┌─ DATA IN THIS EXERCISE

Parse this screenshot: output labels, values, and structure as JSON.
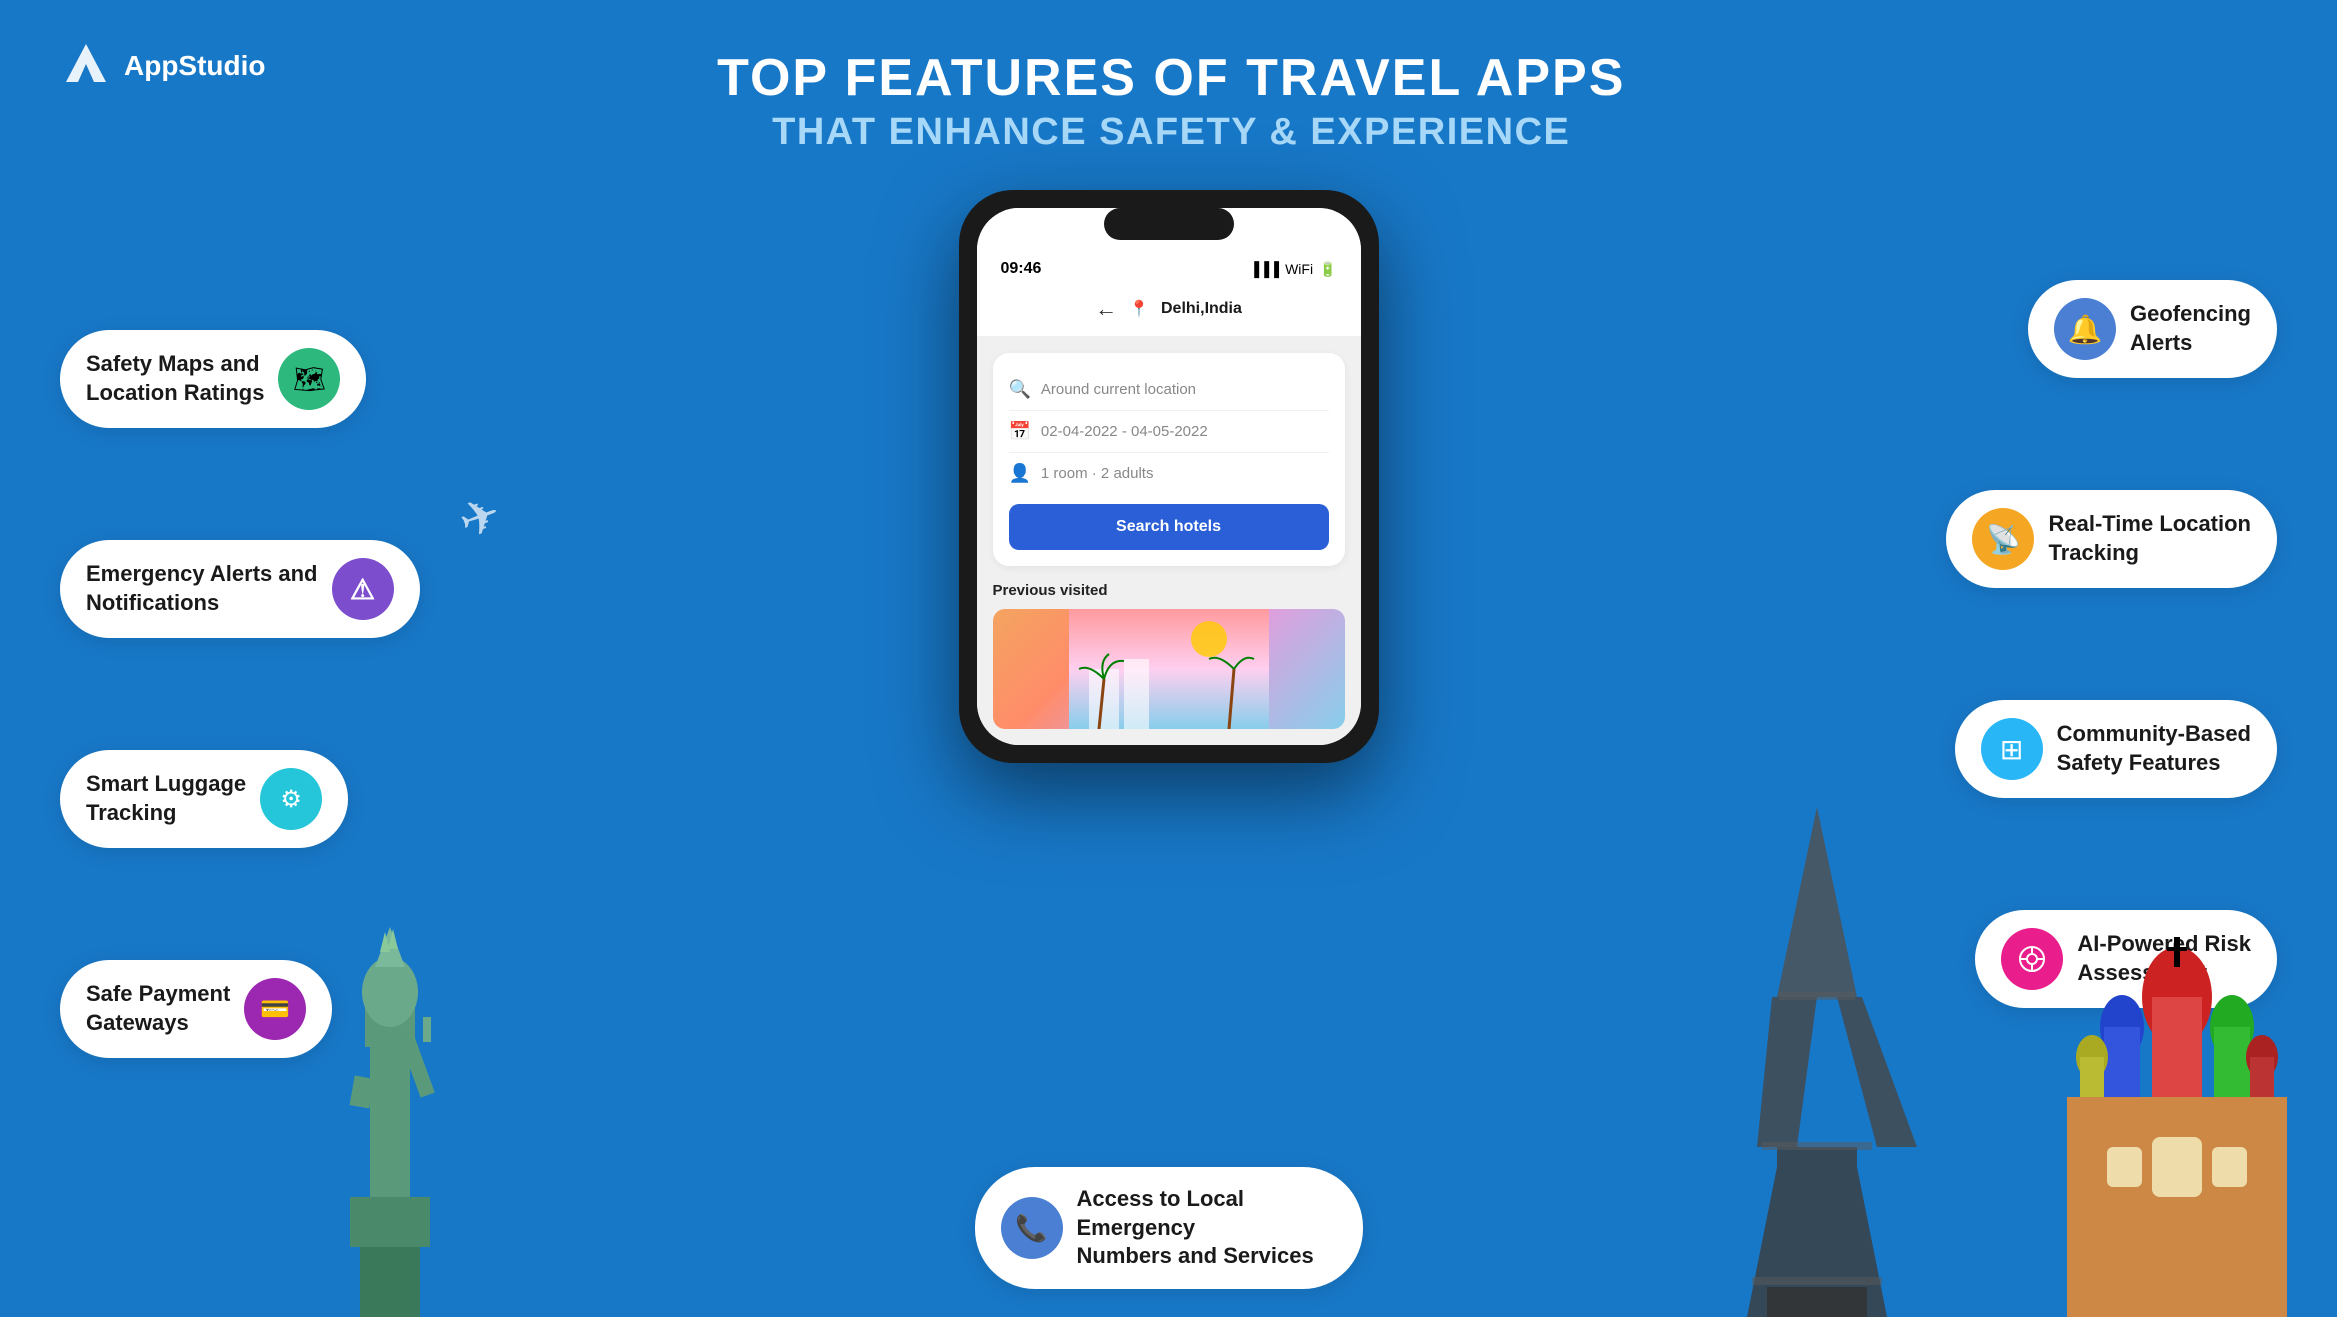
{
  "brand": {
    "logo_text": "AppStudio"
  },
  "header": {
    "title_main": "TOP FEATURES OF TRAVEL APPS",
    "title_sub": "THAT ENHANCE SAFETY & EXPERIENCE"
  },
  "phone": {
    "status_time": "09:46",
    "location": "Delhi,India",
    "around_label": "Around current location",
    "dates": "02-04-2022 - 04-05-2022",
    "guests": "1 room · 2 adults",
    "search_btn": "Search hotels",
    "prev_visited": "Previous visited"
  },
  "left_pills": [
    {
      "id": "safety-maps",
      "label": "Safety Maps and\nLocation Ratings",
      "icon": "🗺",
      "icon_color": "green"
    },
    {
      "id": "emergency-alerts",
      "label": "Emergency Alerts and\nNotifications",
      "icon": "⚠",
      "icon_color": "purple"
    },
    {
      "id": "smart-luggage",
      "label": "Smart Luggage\nTracking",
      "icon": "⚙",
      "icon_color": "teal"
    },
    {
      "id": "safe-payment",
      "label": "Safe Payment\nGateways",
      "icon": "💳",
      "icon_color": "violet"
    }
  ],
  "right_pills": [
    {
      "id": "geofencing",
      "label": "Geofencing\nAlerts",
      "icon": "🔔",
      "icon_color": "blue"
    },
    {
      "id": "realtime-location",
      "label": "Real-Time Location\nTracking",
      "icon": "📡",
      "icon_color": "orange"
    },
    {
      "id": "community",
      "label": "Community-Based\nSafety Features",
      "icon": "⊞",
      "icon_color": "cyan"
    },
    {
      "id": "ai-risk",
      "label": "AI-Powered Risk\nAssessment",
      "icon": "⚙",
      "icon_color": "pink"
    }
  ],
  "bottom_pill": {
    "id": "emergency-numbers",
    "label": "Access to Local Emergency\nNumbers and Services",
    "icon": "📞",
    "icon_color": "blue-em"
  }
}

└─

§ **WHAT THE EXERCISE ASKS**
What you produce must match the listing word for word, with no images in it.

§ **TASK OUTPUT**
Parse this screenshot: output labels, values, and structure as JSON.
{
  "brand": {
    "logo_text": "AppStudio"
  },
  "header": {
    "title_main": "TOP FEATURES OF TRAVEL APPS",
    "title_sub": "THAT ENHANCE SAFETY & EXPERIENCE"
  },
  "phone": {
    "status_time": "09:46",
    "location": "Delhi,India",
    "around_label": "Around current location",
    "dates": "02-04-2022 - 04-05-2022",
    "guests": "1 room · 2 adults",
    "search_btn": "Search hotels",
    "prev_visited": "Previous visited"
  },
  "left_pills": [
    {
      "id": "safety-maps",
      "label": "Safety Maps and\nLocation Ratings",
      "icon": "🗺",
      "icon_color": "green"
    },
    {
      "id": "emergency-alerts",
      "label": "Emergency Alerts and\nNotifications",
      "icon": "⚠",
      "icon_color": "purple"
    },
    {
      "id": "smart-luggage",
      "label": "Smart Luggage\nTracking",
      "icon": "⚙",
      "icon_color": "teal"
    },
    {
      "id": "safe-payment",
      "label": "Safe Payment\nGateways",
      "icon": "💳",
      "icon_color": "violet"
    }
  ],
  "right_pills": [
    {
      "id": "geofencing",
      "label": "Geofencing\nAlerts",
      "icon": "🔔",
      "icon_color": "blue"
    },
    {
      "id": "realtime-location",
      "label": "Real-Time Location\nTracking",
      "icon": "📡",
      "icon_color": "orange"
    },
    {
      "id": "community",
      "label": "Community-Based\nSafety Features",
      "icon": "⊞",
      "icon_color": "cyan"
    },
    {
      "id": "ai-risk",
      "label": "AI-Powered Risk\nAssessment",
      "icon": "⚙",
      "icon_color": "pink"
    }
  ],
  "bottom_pill": {
    "id": "emergency-numbers",
    "label": "Access to Local Emergency\nNumbers and Services",
    "icon": "📞",
    "icon_color": "blue-em"
  }
}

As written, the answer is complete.